Anyone observing an Asian longhorned beetle, or a tree appearing damaged by it, is asked to report it. If possible, capture the beetle in a jar, take photos, record the location and report it as soon as possible at or contact MDARD at 800-292-3939 or

More information can be found at

Michigan’s Invasive Species Program is cooperatively implemented by the Department of Environment, Great Lakes, and Energy, the Department of Natural Resources, and the Department of Agriculture and Rural Development.

/Note to editors: The accompanying photos are available for download. Caption information follows.

Adults: Adult Asian longhorned beetles emerge from within trees in late summer to mate. Females chew small depressions in tree trunks or branches, such as those seen here, to deposit eggs. Photo courtesy of Kenneth R. Law, USDA APHIS PPQ,

Frass: Material resembling wood shavings at the base of a tree or tree branches is a sign of Asian longhorned beetle infestation. Photo courtesy of Kenneth R. Law, USDA APHIS PPQ,

Identification: The Asian longhorned beetle is a large, shiny black beetle with irregular white spots and black and white banded antennae. Photo courtesy of USDA APHIS PPQ.

WSPS: The white-spotted pine sawyer is native to Michigan and often mistaken for the Asian longhorned beetle. Look for a white spot between the upper wings to identify this pine sawyer. Photo courtesy of William M. Ciesla, Forest Health Management International,

Cottonwood: The cottonwood borer’s antennae are all black. Photo courtesy of Gerald J. Lenhard, Louisana State University,

NEPS: The northeastern pine sawyer is a large beetle reaching 2 inches in length. Its body is primarily gray with white and black spots. Photo courtesy of Jim Brighton.
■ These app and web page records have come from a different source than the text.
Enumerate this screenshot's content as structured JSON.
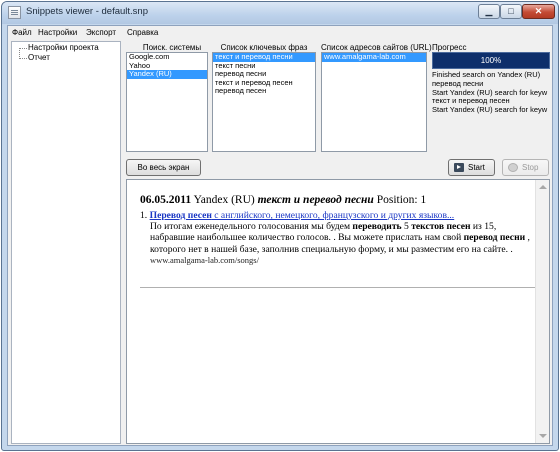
{
  "window": {
    "title": "Snippets viewer - default.snp",
    "minimize_glyph": "▁",
    "maximize_glyph": "□",
    "close_glyph": "✕"
  },
  "menu": [
    "Файл",
    "Настройки",
    "Экспорт",
    "Справка"
  ],
  "tree": {
    "items": [
      "Настройки проекта",
      "Отчет"
    ]
  },
  "columns": {
    "engines": {
      "header": "Поиск. системы",
      "items": [
        "Google.com",
        "Yahoo",
        "Yandex (RU)"
      ],
      "selected": "Yandex (RU)"
    },
    "keywords": {
      "header": "Список ключевых фраз",
      "items": [
        "текст и перевод песни",
        "текст песни",
        "перевод песни",
        "текст и перевод песен",
        "перевод песен"
      ],
      "selected": "текст и перевод песни"
    },
    "sites": {
      "header": "Список адресов сайтов (URL)",
      "items": [
        "www.amalgama-lab.com"
      ],
      "selected": "www.amalgama-lab.com"
    },
    "progress": {
      "header": "Прогресс",
      "value": 1.0,
      "label": "100%"
    }
  },
  "log": [
    "Finished search on Yandex (RU)",
    "перевод песни",
    "Start Yandex (RU) search for keyw",
    "текст и перевод песен",
    "Start Yandex (RU) search for keyw"
  ],
  "buttons": {
    "fullscreen": "Во весь экран",
    "start": "Start",
    "stop": "Stop"
  },
  "result": {
    "date": "06.05.2011",
    "engine": "Yandex (RU)",
    "keyword": "текст и перевод песни",
    "position_label": "Position:",
    "position": "1",
    "item_number": "1.",
    "title_bold": "Перевод песен",
    "title_rest": " с английского, немецкого, французского и других языков...",
    "snippet_parts": [
      {
        "text": "По итогам еженедельного голосования мы будем ",
        "bold": false
      },
      {
        "text": "переводить",
        "bold": true
      },
      {
        "text": " 5 ",
        "bold": false
      },
      {
        "text": "текстов песен",
        "bold": true
      },
      {
        "text": " из 15, набравшие наибольшее количество голосов. . Вы можете прислать нам свой ",
        "bold": false
      },
      {
        "text": "перевод песни",
        "bold": true
      },
      {
        "text": " , которого нет в нашей базе, заполнив специальную форму, и мы разместим его на сайте. .",
        "bold": false
      }
    ],
    "url": "www.amalgama-lab.com/songs/"
  },
  "colors": {
    "selection": "#3399ff",
    "progress_bg": "#0e2f6b",
    "link": "#1a37c4"
  }
}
Eyed beetle: The eastern eyed click beetle is distinguished by large circles on the back of its head. Photo courtesy of iNaturalist./